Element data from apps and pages
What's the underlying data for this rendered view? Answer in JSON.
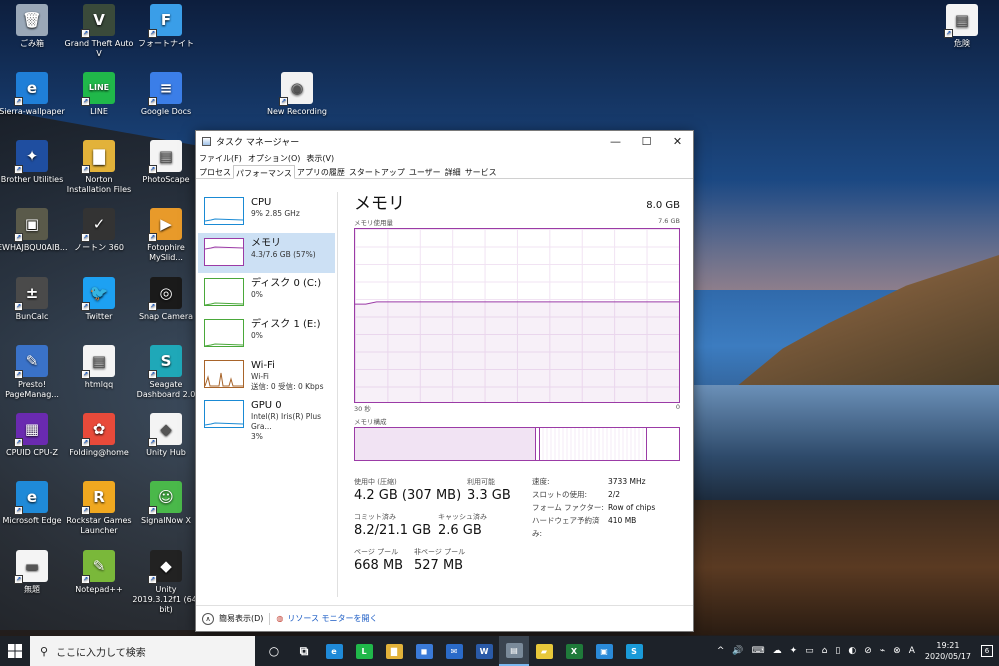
{
  "desktop": {
    "icons": [
      {
        "label": "ごみ箱",
        "glyph": "🗑",
        "color": "#9aa8b8"
      },
      {
        "label": "Grand Theft Auto V",
        "glyph": "V",
        "color": "#3a4a3a"
      },
      {
        "label": "フォートナイト",
        "glyph": "F",
        "color": "#3a9ee8"
      },
      {
        "label": "Sierra-wallpaper",
        "glyph": "e",
        "color": "#1f7fd8"
      },
      {
        "label": "LINE",
        "glyph": "LINE",
        "color": "#20b84a"
      },
      {
        "label": "Google Docs",
        "glyph": "≡",
        "color": "#3b7ee8"
      },
      {
        "label": "New Recording",
        "glyph": "◉",
        "color": "#f2f2f2"
      },
      {
        "label": "Brother Utilities",
        "glyph": "✦",
        "color": "#1f4ea0"
      },
      {
        "label": "Norton Installation Files",
        "glyph": "▇",
        "color": "#e2b23a"
      },
      {
        "label": "PhotoScape",
        "glyph": "▤",
        "color": "#f4f4f4"
      },
      {
        "label": "EWHAJBQU0AIB...",
        "glyph": "▣",
        "color": "#5a5a4a"
      },
      {
        "label": "ノートン 360",
        "glyph": "✓",
        "color": "#333"
      },
      {
        "label": "Fotophire MySlid...",
        "glyph": "▶",
        "color": "#e89a2a"
      },
      {
        "label": "BunCalc",
        "glyph": "±",
        "color": "#4a4a4a"
      },
      {
        "label": "Twitter",
        "glyph": "🐦",
        "color": "#1da1f2"
      },
      {
        "label": "Snap Camera",
        "glyph": "◎",
        "color": "#1a1a1a"
      },
      {
        "label": "Presto! PageManag...",
        "glyph": "✎",
        "color": "#3a72c8"
      },
      {
        "label": "htmlqq",
        "glyph": "▤",
        "color": "#f4f4f4"
      },
      {
        "label": "Seagate Dashboard 2.0",
        "glyph": "S",
        "color": "#1fa8b8"
      },
      {
        "label": "CPUID CPU-Z",
        "glyph": "▦",
        "color": "#6a2ab0"
      },
      {
        "label": "Folding@home",
        "glyph": "✿",
        "color": "#e84a3a"
      },
      {
        "label": "Unity Hub",
        "glyph": "◆",
        "color": "#f4f4f4"
      },
      {
        "label": "Microsoft Edge",
        "glyph": "e",
        "color": "#1f8ad8"
      },
      {
        "label": "Rockstar Games Launcher",
        "glyph": "R",
        "color": "#f0a820"
      },
      {
        "label": "SignalNow X",
        "glyph": "☺",
        "color": "#4ab84a"
      },
      {
        "label": "無題",
        "glyph": "▬",
        "color": "#f4f4f4"
      },
      {
        "label": "Notepad++",
        "glyph": "✎",
        "color": "#7ab83a"
      },
      {
        "label": "Unity 2019.3.12f1 (64-bit)",
        "glyph": "◆",
        "color": "#222"
      },
      {
        "label": "危険",
        "glyph": "▤",
        "color": "#f4f4f4"
      }
    ]
  },
  "window": {
    "title": "タスク マネージャー",
    "controls": {
      "minimize": "—",
      "maximize": "☐",
      "close": "✕"
    },
    "menu": [
      "ファイル(F)",
      "オプション(O)",
      "表示(V)"
    ],
    "tabs": [
      "プロセス",
      "パフォーマンス",
      "アプリの履歴",
      "スタートアップ",
      "ユーザー",
      "詳細",
      "サービス"
    ],
    "active_tab": "パフォーマンス",
    "sidebar": [
      {
        "name": "CPU",
        "sub1": "9%  2.85 GHz",
        "sub2": "",
        "color": "#1a8ad4"
      },
      {
        "name": "メモリ",
        "sub1": "4.3/7.6 GB (57%)",
        "sub2": "",
        "color": "#9b3ba6"
      },
      {
        "name": "ディスク 0 (C:)",
        "sub1": "0%",
        "sub2": "",
        "color": "#4aa83a"
      },
      {
        "name": "ディスク 1 (E:)",
        "sub1": "0%",
        "sub2": "",
        "color": "#4aa83a"
      },
      {
        "name": "Wi-Fi",
        "sub1": "Wi-Fi",
        "sub2": "送信: 0  受信: 0 Kbps",
        "color": "#a8642a"
      },
      {
        "name": "GPU 0",
        "sub1": "Intel(R) Iris(R) Plus Gra...",
        "sub2": "3%",
        "color": "#1a8ad4"
      }
    ],
    "main": {
      "title": "メモリ",
      "total": "8.0 GB",
      "graph_label": "メモリ使用量",
      "graph_max": "7.6 GB",
      "axis_left": "30 秒",
      "axis_right": "0",
      "composition_label": "メモリ構成",
      "stats": {
        "in_use_label": "使用中 (圧縮)",
        "in_use": "4.2 GB (307 MB)",
        "available_label": "利用可能",
        "available": "3.3 GB",
        "committed_label": "コミット済み",
        "committed": "8.2/21.1 GB",
        "cached_label": "キャッシュ済み",
        "cached": "2.6 GB",
        "paged_label": "ページ プール",
        "paged": "668 MB",
        "nonpaged_label": "非ページ プール",
        "nonpaged": "527 MB"
      },
      "details": [
        {
          "k": "速度:",
          "v": "3733 MHz"
        },
        {
          "k": "スロットの使用:",
          "v": "2/2"
        },
        {
          "k": "フォーム ファクター:",
          "v": "Row of chips"
        },
        {
          "k": "ハードウェア予約済み:",
          "v": "410 MB"
        }
      ]
    },
    "footer": {
      "less": "簡易表示(D)",
      "resmon": "リソース モニターを開く"
    }
  },
  "chart_data": {
    "type": "area",
    "title": "メモリ使用量",
    "ylim": [
      0,
      7.6
    ],
    "x": [
      30,
      29,
      28,
      27,
      25,
      20,
      15,
      10,
      5,
      0
    ],
    "values": [
      4.3,
      4.3,
      4.4,
      4.4,
      4.4,
      4.4,
      4.4,
      4.4,
      4.4,
      4.4
    ],
    "xlabel": "",
    "ylabel": ""
  },
  "taskbar": {
    "search_placeholder": "ここに入力して検索",
    "time": "19:21",
    "date": "2020/05/17",
    "notification_count": "6",
    "apps": [
      {
        "name": "cortana",
        "glyph": "○",
        "color": "transparent"
      },
      {
        "name": "task-view",
        "glyph": "⧉",
        "color": "transparent"
      },
      {
        "name": "edge",
        "glyph": "e",
        "color": "#1f8ad8"
      },
      {
        "name": "line",
        "glyph": "L",
        "color": "#20b84a"
      },
      {
        "name": "explorer",
        "glyph": "▇",
        "color": "#e2b23a"
      },
      {
        "name": "store",
        "glyph": "◼",
        "color": "#3a7ad8"
      },
      {
        "name": "mail",
        "glyph": "✉",
        "color": "#2a6ac8"
      },
      {
        "name": "word",
        "glyph": "W",
        "color": "#2a5aa8"
      },
      {
        "name": "task-manager",
        "glyph": "▤",
        "color": "#7a8a9a"
      },
      {
        "name": "sticky",
        "glyph": "▰",
        "color": "#e8c83a"
      },
      {
        "name": "excel",
        "glyph": "X",
        "color": "#1f7a3a"
      },
      {
        "name": "photos",
        "glyph": "▣",
        "color": "#2a8ad8"
      },
      {
        "name": "skype",
        "glyph": "S",
        "color": "#1a9ad8"
      }
    ],
    "tray": [
      "^",
      "🔊",
      "⌨",
      "☁",
      "✦",
      "▭",
      "⌂",
      "▯",
      "◐",
      "⊘",
      "⌁",
      "⊗",
      "A"
    ]
  }
}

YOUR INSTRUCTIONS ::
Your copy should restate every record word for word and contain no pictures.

TASK OUTPUT ::
What's the underlying data for this rendered view? Answer in JSON.
{
  "desktop": {
    "icons": [
      {
        "label": "ごみ箱",
        "glyph": "🗑",
        "color": "#9aa8b8"
      },
      {
        "label": "Grand Theft Auto V",
        "glyph": "V",
        "color": "#3a4a3a"
      },
      {
        "label": "フォートナイト",
        "glyph": "F",
        "color": "#3a9ee8"
      },
      {
        "label": "Sierra-wallpaper",
        "glyph": "e",
        "color": "#1f7fd8"
      },
      {
        "label": "LINE",
        "glyph": "LINE",
        "color": "#20b84a"
      },
      {
        "label": "Google Docs",
        "glyph": "≡",
        "color": "#3b7ee8"
      },
      {
        "label": "New Recording",
        "glyph": "◉",
        "color": "#f2f2f2"
      },
      {
        "label": "Brother Utilities",
        "glyph": "✦",
        "color": "#1f4ea0"
      },
      {
        "label": "Norton Installation Files",
        "glyph": "▇",
        "color": "#e2b23a"
      },
      {
        "label": "PhotoScape",
        "glyph": "▤",
        "color": "#f4f4f4"
      },
      {
        "label": "EWHAJBQU0AIB...",
        "glyph": "▣",
        "color": "#5a5a4a"
      },
      {
        "label": "ノートン 360",
        "glyph": "✓",
        "color": "#333"
      },
      {
        "label": "Fotophire MySlid...",
        "glyph": "▶",
        "color": "#e89a2a"
      },
      {
        "label": "BunCalc",
        "glyph": "±",
        "color": "#4a4a4a"
      },
      {
        "label": "Twitter",
        "glyph": "🐦",
        "color": "#1da1f2"
      },
      {
        "label": "Snap Camera",
        "glyph": "◎",
        "color": "#1a1a1a"
      },
      {
        "label": "Presto! PageManag...",
        "glyph": "✎",
        "color": "#3a72c8"
      },
      {
        "label": "htmlqq",
        "glyph": "▤",
        "color": "#f4f4f4"
      },
      {
        "label": "Seagate Dashboard 2.0",
        "glyph": "S",
        "color": "#1fa8b8"
      },
      {
        "label": "CPUID CPU-Z",
        "glyph": "▦",
        "color": "#6a2ab0"
      },
      {
        "label": "Folding@home",
        "glyph": "✿",
        "color": "#e84a3a"
      },
      {
        "label": "Unity Hub",
        "glyph": "◆",
        "color": "#f4f4f4"
      },
      {
        "label": "Microsoft Edge",
        "glyph": "e",
        "color": "#1f8ad8"
      },
      {
        "label": "Rockstar Games Launcher",
        "glyph": "R",
        "color": "#f0a820"
      },
      {
        "label": "SignalNow X",
        "glyph": "☺",
        "color": "#4ab84a"
      },
      {
        "label": "無題",
        "glyph": "▬",
        "color": "#f4f4f4"
      },
      {
        "label": "Notepad++",
        "glyph": "✎",
        "color": "#7ab83a"
      },
      {
        "label": "Unity 2019.3.12f1 (64-bit)",
        "glyph": "◆",
        "color": "#222"
      },
      {
        "label": "危険",
        "glyph": "▤",
        "color": "#f4f4f4"
      }
    ]
  },
  "window": {
    "title": "タスク マネージャー",
    "controls": {
      "minimize": "—",
      "maximize": "☐",
      "close": "✕"
    },
    "menu": [
      "ファイル(F)",
      "オプション(O)",
      "表示(V)"
    ],
    "tabs": [
      "プロセス",
      "パフォーマンス",
      "アプリの履歴",
      "スタートアップ",
      "ユーザー",
      "詳細",
      "サービス"
    ],
    "active_tab": "パフォーマンス",
    "sidebar": [
      {
        "name": "CPU",
        "sub1": "9%  2.85 GHz",
        "sub2": "",
        "color": "#1a8ad4"
      },
      {
        "name": "メモリ",
        "sub1": "4.3/7.6 GB (57%)",
        "sub2": "",
        "color": "#9b3ba6"
      },
      {
        "name": "ディスク 0 (C:)",
        "sub1": "0%",
        "sub2": "",
        "color": "#4aa83a"
      },
      {
        "name": "ディスク 1 (E:)",
        "sub1": "0%",
        "sub2": "",
        "color": "#4aa83a"
      },
      {
        "name": "Wi-Fi",
        "sub1": "Wi-Fi",
        "sub2": "送信: 0  受信: 0 Kbps",
        "color": "#a8642a"
      },
      {
        "name": "GPU 0",
        "sub1": "Intel(R) Iris(R) Plus Gra...",
        "sub2": "3%",
        "color": "#1a8ad4"
      }
    ],
    "main": {
      "title": "メモリ",
      "total": "8.0 GB",
      "graph_label": "メモリ使用量",
      "graph_max": "7.6 GB",
      "axis_left": "30 秒",
      "axis_right": "0",
      "composition_label": "メモリ構成",
      "stats": {
        "in_use_label": "使用中 (圧縮)",
        "in_use": "4.2 GB (307 MB)",
        "available_label": "利用可能",
        "available": "3.3 GB",
        "committed_label": "コミット済み",
        "committed": "8.2/21.1 GB",
        "cached_label": "キャッシュ済み",
        "cached": "2.6 GB",
        "paged_label": "ページ プール",
        "paged": "668 MB",
        "nonpaged_label": "非ページ プール",
        "nonpaged": "527 MB"
      },
      "details": [
        {
          "k": "速度:",
          "v": "3733 MHz"
        },
        {
          "k": "スロットの使用:",
          "v": "2/2"
        },
        {
          "k": "フォーム ファクター:",
          "v": "Row of chips"
        },
        {
          "k": "ハードウェア予約済み:",
          "v": "410 MB"
        }
      ]
    },
    "footer": {
      "less": "簡易表示(D)",
      "resmon": "リソース モニターを開く"
    }
  },
  "chart_data": {
    "type": "area",
    "title": "メモリ使用量",
    "ylim": [
      0,
      7.6
    ],
    "x": [
      30,
      29,
      28,
      27,
      25,
      20,
      15,
      10,
      5,
      0
    ],
    "values": [
      4.3,
      4.3,
      4.4,
      4.4,
      4.4,
      4.4,
      4.4,
      4.4,
      4.4,
      4.4
    ],
    "xlabel": "",
    "ylabel": ""
  },
  "taskbar": {
    "search_placeholder": "ここに入力して検索",
    "time": "19:21",
    "date": "2020/05/17",
    "notification_count": "6",
    "apps": [
      {
        "name": "cortana",
        "glyph": "○",
        "color": "transparent"
      },
      {
        "name": "task-view",
        "glyph": "⧉",
        "color": "transparent"
      },
      {
        "name": "edge",
        "glyph": "e",
        "color": "#1f8ad8"
      },
      {
        "name": "line",
        "glyph": "L",
        "color": "#20b84a"
      },
      {
        "name": "explorer",
        "glyph": "▇",
        "color": "#e2b23a"
      },
      {
        "name": "store",
        "glyph": "◼",
        "color": "#3a7ad8"
      },
      {
        "name": "mail",
        "glyph": "✉",
        "color": "#2a6ac8"
      },
      {
        "name": "word",
        "glyph": "W",
        "color": "#2a5aa8"
      },
      {
        "name": "task-manager",
        "glyph": "▤",
        "color": "#7a8a9a"
      },
      {
        "name": "sticky",
        "glyph": "▰",
        "color": "#e8c83a"
      },
      {
        "name": "excel",
        "glyph": "X",
        "color": "#1f7a3a"
      },
      {
        "name": "photos",
        "glyph": "▣",
        "color": "#2a8ad8"
      },
      {
        "name": "skype",
        "glyph": "S",
        "color": "#1a9ad8"
      }
    ],
    "tray": [
      "^",
      "🔊",
      "⌨",
      "☁",
      "✦",
      "▭",
      "⌂",
      "▯",
      "◐",
      "⊘",
      "⌁",
      "⊗",
      "A"
    ]
  }
}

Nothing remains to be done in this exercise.